Current record: 10-10 (2-5)
Current RPI: 142 (IU is #24)
Current Sagarin: 130 (IU is #13)
Current Pomeroy: 135 (IU is #12)
2010-11 record: 19-14 (9-9), lost to Temple in first round of NCAA Tournament
2010-11 RPI: 39
2010-11 Sagarin: 49
2010-11 Pomeroy: 37

Series: IU leads 29-9 (27-9 since Penn State joined the Big Ten in 1992-93)
Last Penn State win: March 10, 2011 (61-55 in Big Ten Tournament, Indianapolis)
Last IU win: 1/8/2012 (88-82 in University Park)
Pomeroy scouting report
TV: noon Sunday, Big Ten Network
Blogs: Black Shoe Diaries, Linebacker U, Nittany White Out

As I said before the Nebraska game, it was very important to IU's fortunes that the Hoosiers go 2-0 this week. Unfortunately, while IU spent the first 35 minutes of the Nebraska game apparently on track to do exactly that, a total collapse in all facets of the game during the final few minutes of that game put the Hoosiers in a very bad place. If the computer rankings are worth anything, Penn State and Nebraska are the two worst teams in the Big Ten, by far. IU has no margin for error, and a loss or even a close win would be cause for extreme concern, as if we aren't there already.

The Big Ten season is approaching the halfway point. Of IU's seven Big Ten games to date, IU has looked consistently good in only one: the home win over Ohio State. Against Michigan State, IU sandwiched its best 10 minutes of the season between the 30 worst minutes of the season. In three games (@ Penn State, Michigan, @ Nebraska) IU appeared to have the game in hand but allowed the opponent to come close to winning or, in the case of Nebraska, allowed the opponent to win. It's not much of an exaggeration to say that the only thing IU is doing well in Big Ten play is shooting three pointers. Nearly all of IU's decent offensive numbers arise from IU's 43 percent shooting from deep. IU is dead last in conference play in defensive efficiency, offensive and defensive steal percentages, is #11 in offensive turnover percentage and #10 defensively (and comfortably in the red). We are #7 in three point defense and #10 in two point defense. The sudden decline of the defense is fairly difficult for me to understand. I realize that IU doesn't have super-athletic guards, but to be so bad, after a pretty respectable non-conference performance, even against good teams, is tough to understand. I don't understand how IU can get onlu 18 percent of its offensive rebound opportunities against an overmatched Nebraska team. Of course, IU is capable of playing better, but I've still seen no reason to believe that the Hoosiers are going to begin playing better.

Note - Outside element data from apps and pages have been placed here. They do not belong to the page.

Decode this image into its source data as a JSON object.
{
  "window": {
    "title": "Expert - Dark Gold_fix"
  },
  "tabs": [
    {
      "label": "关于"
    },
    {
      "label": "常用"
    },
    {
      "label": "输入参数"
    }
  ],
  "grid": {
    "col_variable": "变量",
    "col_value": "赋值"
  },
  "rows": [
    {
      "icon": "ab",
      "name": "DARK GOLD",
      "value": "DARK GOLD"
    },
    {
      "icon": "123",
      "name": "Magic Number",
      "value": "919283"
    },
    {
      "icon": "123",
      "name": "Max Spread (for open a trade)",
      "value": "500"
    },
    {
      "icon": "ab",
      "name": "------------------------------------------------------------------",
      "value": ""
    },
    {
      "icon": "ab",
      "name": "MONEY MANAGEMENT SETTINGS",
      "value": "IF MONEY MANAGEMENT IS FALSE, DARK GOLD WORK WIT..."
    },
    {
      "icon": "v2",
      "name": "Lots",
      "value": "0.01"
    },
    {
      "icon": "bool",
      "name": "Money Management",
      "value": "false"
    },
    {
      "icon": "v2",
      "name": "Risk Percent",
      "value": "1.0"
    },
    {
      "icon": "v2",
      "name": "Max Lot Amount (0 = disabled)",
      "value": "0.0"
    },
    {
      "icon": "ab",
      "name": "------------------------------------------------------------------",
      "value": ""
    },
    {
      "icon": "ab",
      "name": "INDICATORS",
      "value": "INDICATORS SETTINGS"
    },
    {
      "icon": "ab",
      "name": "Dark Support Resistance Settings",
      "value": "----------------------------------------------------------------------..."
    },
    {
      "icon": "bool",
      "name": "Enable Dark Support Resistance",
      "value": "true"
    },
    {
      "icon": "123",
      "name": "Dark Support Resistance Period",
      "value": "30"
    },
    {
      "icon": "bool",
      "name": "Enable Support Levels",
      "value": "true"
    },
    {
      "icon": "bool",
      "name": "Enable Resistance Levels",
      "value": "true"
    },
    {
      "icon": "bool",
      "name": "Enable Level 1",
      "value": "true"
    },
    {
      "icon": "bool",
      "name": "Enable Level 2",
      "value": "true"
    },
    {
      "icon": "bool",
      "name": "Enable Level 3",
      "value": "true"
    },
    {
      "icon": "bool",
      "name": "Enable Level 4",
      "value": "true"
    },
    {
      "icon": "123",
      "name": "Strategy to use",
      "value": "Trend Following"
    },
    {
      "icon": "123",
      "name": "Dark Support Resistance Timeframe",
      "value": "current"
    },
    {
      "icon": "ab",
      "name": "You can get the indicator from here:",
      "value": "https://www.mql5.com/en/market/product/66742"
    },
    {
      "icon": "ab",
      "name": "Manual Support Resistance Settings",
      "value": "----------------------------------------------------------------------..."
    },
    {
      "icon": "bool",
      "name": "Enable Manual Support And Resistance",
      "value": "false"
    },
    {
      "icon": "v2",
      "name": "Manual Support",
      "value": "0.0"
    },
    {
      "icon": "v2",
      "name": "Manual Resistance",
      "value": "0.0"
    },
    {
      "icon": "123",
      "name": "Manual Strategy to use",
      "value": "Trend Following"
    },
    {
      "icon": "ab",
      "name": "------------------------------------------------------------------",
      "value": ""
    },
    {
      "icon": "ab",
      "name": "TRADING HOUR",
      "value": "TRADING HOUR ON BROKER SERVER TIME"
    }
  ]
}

A good start, of course, would be a lockdown performance in a home blowout of Penn State. The game at Penn State was a shamefully sloppy performance (16 turnovers, 1.15 points per possession allowed) that was saved only by 16-24 shooting from three point range. The Nittany Lions have gone 1-2 since the last IU game, losing at Nebraska and at home to Minnesota before rallying for a home win against Illinois last night. The Illinois game did not end until after 11 p.m., so if nothing else, this may present a slight scheduling advantage for IU. Penn State will have barely 60 hours between games. In the first game, Penn State leaned heavily on Tim Frazier and Jermaine Marshall, and I expect that will be the case again. I have no predictions and no feel for this game. Even a blowout win isn't cause for much optimism, but anything less will mean that the concern continues at least through the Wisconsin game next Tuesday, if not beyond.